■ **What is expected**: The answer is to be all of the data below, reproduced exactly.

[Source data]
[Start of Attachment]

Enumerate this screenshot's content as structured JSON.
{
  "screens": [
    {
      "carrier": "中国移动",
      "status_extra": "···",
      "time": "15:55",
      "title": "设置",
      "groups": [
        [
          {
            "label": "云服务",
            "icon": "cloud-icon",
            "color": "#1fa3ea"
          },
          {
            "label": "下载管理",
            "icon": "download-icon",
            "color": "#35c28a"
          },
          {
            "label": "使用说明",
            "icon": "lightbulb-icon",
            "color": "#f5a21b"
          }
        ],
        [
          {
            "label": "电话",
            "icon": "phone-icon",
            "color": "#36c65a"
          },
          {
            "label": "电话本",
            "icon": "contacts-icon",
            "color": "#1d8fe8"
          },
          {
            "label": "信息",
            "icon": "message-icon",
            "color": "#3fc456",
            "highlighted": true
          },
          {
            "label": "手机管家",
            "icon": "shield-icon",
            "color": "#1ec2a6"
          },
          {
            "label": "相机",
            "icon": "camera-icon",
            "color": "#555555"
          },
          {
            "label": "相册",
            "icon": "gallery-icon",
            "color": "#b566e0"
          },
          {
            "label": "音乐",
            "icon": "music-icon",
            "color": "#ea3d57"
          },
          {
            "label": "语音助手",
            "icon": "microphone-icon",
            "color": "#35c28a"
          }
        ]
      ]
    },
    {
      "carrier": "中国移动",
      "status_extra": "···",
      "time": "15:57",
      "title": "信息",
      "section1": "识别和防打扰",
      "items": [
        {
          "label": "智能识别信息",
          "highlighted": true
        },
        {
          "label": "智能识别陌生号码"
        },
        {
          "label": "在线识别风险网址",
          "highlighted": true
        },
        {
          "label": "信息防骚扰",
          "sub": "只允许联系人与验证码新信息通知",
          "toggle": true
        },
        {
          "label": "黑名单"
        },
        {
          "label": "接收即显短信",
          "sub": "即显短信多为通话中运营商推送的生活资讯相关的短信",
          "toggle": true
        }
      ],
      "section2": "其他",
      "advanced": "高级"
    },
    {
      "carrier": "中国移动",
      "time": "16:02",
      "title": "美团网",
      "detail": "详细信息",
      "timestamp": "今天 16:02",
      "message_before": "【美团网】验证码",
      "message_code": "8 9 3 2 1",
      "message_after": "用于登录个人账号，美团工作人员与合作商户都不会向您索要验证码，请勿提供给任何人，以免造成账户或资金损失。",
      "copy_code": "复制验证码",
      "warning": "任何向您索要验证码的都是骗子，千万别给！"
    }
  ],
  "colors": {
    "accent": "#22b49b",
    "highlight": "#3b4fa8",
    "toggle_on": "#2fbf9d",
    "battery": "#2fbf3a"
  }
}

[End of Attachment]

■ **Completed exercise**:
Enumerate this screenshot's content as structured JSON.
{
  "screens": [
    {
      "carrier": "中国移动",
      "status_extra": "···",
      "time": "15:55",
      "title": "设置",
      "groups": [
        [
          {
            "label": "云服务",
            "icon": "cloud-icon",
            "color": "#1fa3ea"
          },
          {
            "label": "下载管理",
            "icon": "download-icon",
            "color": "#35c28a"
          },
          {
            "label": "使用说明",
            "icon": "lightbulb-icon",
            "color": "#f5a21b"
          }
        ],
        [
          {
            "label": "电话",
            "icon": "phone-icon",
            "color": "#36c65a"
          },
          {
            "label": "电话本",
            "icon": "contacts-icon",
            "color": "#1d8fe8"
          },
          {
            "label": "信息",
            "icon": "message-icon",
            "color": "#3fc456",
            "highlighted": true
          },
          {
            "label": "手机管家",
            "icon": "shield-icon",
            "color": "#1ec2a6"
          },
          {
            "label": "相机",
            "icon": "camera-icon",
            "color": "#555555"
          },
          {
            "label": "相册",
            "icon": "gallery-icon",
            "color": "#b566e0"
          },
          {
            "label": "音乐",
            "icon": "music-icon",
            "color": "#ea3d57"
          },
          {
            "label": "语音助手",
            "icon": "microphone-icon",
            "color": "#35c28a"
          }
        ]
      ]
    },
    {
      "carrier": "中国移动",
      "status_extra": "···",
      "time": "15:57",
      "title": "信息",
      "section1": "识别和防打扰",
      "items": [
        {
          "label": "智能识别信息",
          "highlighted": true
        },
        {
          "label": "智能识别陌生号码"
        },
        {
          "label": "在线识别风险网址",
          "highlighted": true
        },
        {
          "label": "信息防骚扰",
          "sub": "只允许联系人与验证码新信息通知",
          "toggle": true
        },
        {
          "label": "黑名单"
        },
        {
          "label": "接收即显短信",
          "sub": "即显短信多为通话中运营商推送的生活资讯相关的短信",
          "toggle": true
        }
      ],
      "section2": "其他",
      "advanced": "高级"
    },
    {
      "carrier": "中国移动",
      "time": "16:02",
      "title": "美团网",
      "detail": "详细信息",
      "timestamp": "今天 16:02",
      "message_before": "【美团网】验证码",
      "message_code": "8 9 3 2 1",
      "message_after": "用于登录个人账号，美团工作人员与合作商户都不会向您索要验证码，请勿提供给任何人，以免造成账户或资金损失。",
      "copy_code": "复制验证码",
      "warning": "任何向您索要验证码的都是骗子，千万别给！"
    }
  ],
  "colors": {
    "accent": "#22b49b",
    "highlight": "#3b4fa8",
    "toggle_on": "#2fbf9d",
    "battery": "#2fbf3a"
  }
}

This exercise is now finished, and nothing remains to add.